Author Castro, I. P. ; Snyder., W. H. ;
CORP Author Surrey Univ., Guildford (England). Dept. of Mechanical Engineering. ;National Oceanic and Atmospheric Administration, Research Triangle Park, NC. Atmospheric Sciences Modeling Div.;Environmental Protection Agency, Research Triangle Park, NC. Atmospheric Research and Exposure Assessment Lab.
Publisher c1993
Year Published 1993
Report Number EPA-R-817931; EPA/600/J-94/122;
Stock Number PB94-158771
Additional Subjects Stratified flow ; Ocean waves ; Wave propagation ; Three dimensional flow ; Froude number ; Breaking ; Vortices ; Flow visualization ; Water waves ; Fluid dynamics ;
Library Call Number Additional Info Location Last
NTIS  PB94-158771 Some EPA libraries have a fiche copy filed under the call number shown. 07/26/2022
Collation 19p

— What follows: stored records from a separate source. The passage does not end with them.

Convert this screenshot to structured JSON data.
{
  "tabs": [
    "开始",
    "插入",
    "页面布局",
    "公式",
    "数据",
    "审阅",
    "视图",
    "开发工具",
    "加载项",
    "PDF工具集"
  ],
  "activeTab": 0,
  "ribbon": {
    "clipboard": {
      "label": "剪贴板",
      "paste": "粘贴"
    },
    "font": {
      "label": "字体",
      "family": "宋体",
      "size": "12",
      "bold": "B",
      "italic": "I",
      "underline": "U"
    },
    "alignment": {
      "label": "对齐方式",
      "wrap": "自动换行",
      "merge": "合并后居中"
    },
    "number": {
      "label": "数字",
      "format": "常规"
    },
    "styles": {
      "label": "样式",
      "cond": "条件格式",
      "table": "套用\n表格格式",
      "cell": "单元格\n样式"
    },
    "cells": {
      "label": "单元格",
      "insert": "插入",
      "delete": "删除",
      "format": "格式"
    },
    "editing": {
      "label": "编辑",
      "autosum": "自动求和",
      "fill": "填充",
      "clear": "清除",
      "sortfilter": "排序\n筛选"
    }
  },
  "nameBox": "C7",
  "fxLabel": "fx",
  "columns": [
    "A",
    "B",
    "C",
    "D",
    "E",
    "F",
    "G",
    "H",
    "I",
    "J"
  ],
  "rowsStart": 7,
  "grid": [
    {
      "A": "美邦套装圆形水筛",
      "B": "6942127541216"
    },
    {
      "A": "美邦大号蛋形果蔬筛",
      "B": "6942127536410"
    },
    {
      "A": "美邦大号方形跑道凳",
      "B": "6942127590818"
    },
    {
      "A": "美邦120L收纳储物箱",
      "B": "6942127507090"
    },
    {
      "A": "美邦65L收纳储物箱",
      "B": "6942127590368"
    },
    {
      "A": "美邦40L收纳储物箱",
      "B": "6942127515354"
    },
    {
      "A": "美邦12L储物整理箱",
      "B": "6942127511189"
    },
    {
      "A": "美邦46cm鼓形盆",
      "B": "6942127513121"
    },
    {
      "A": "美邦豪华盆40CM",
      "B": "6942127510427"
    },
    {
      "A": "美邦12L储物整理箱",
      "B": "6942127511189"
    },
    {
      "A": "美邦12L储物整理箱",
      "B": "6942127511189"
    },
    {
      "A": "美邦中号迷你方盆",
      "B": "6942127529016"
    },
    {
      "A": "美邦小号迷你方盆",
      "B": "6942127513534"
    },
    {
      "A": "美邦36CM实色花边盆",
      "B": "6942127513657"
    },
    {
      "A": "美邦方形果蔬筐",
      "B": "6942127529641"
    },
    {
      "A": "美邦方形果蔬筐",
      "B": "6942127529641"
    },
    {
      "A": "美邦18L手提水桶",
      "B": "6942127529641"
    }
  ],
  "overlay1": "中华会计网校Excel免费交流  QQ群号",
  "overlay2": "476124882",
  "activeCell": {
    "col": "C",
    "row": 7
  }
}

Towing-tank experiments on linearly stratified flow over three-dimensional obstacles of various shapes are described. Particular emphasis is given to the parameter regimes which lead to wave-breaking aloft, the most important of which is the Froude number, the Brunt-Vaisala frequency and the hill height, respectively. The effects of other parameters and the spanwise and longitudinal aspect ratios of the hill, on wave breaking are also demonstrated. It is shown that the Froude number range over which wave breaking occurs is generally much more restricted than the predictions of linear (hydrostatic) theories would suggest; nonlinear (Long's model) theories are in somewhat closer agreement with experiments. The results also show that a breaking wave aloft can exist separately from a further recirculating region downstream of the hill under a second lee wave, but that under certain circumstances these can interact to form a massive turbulent zone whose height is much greater than h. Previous theories only give estimates for the upper critical Froude number, below which breaking occurs; the experiments also reveal lower critical values, below which there is no wave breaking.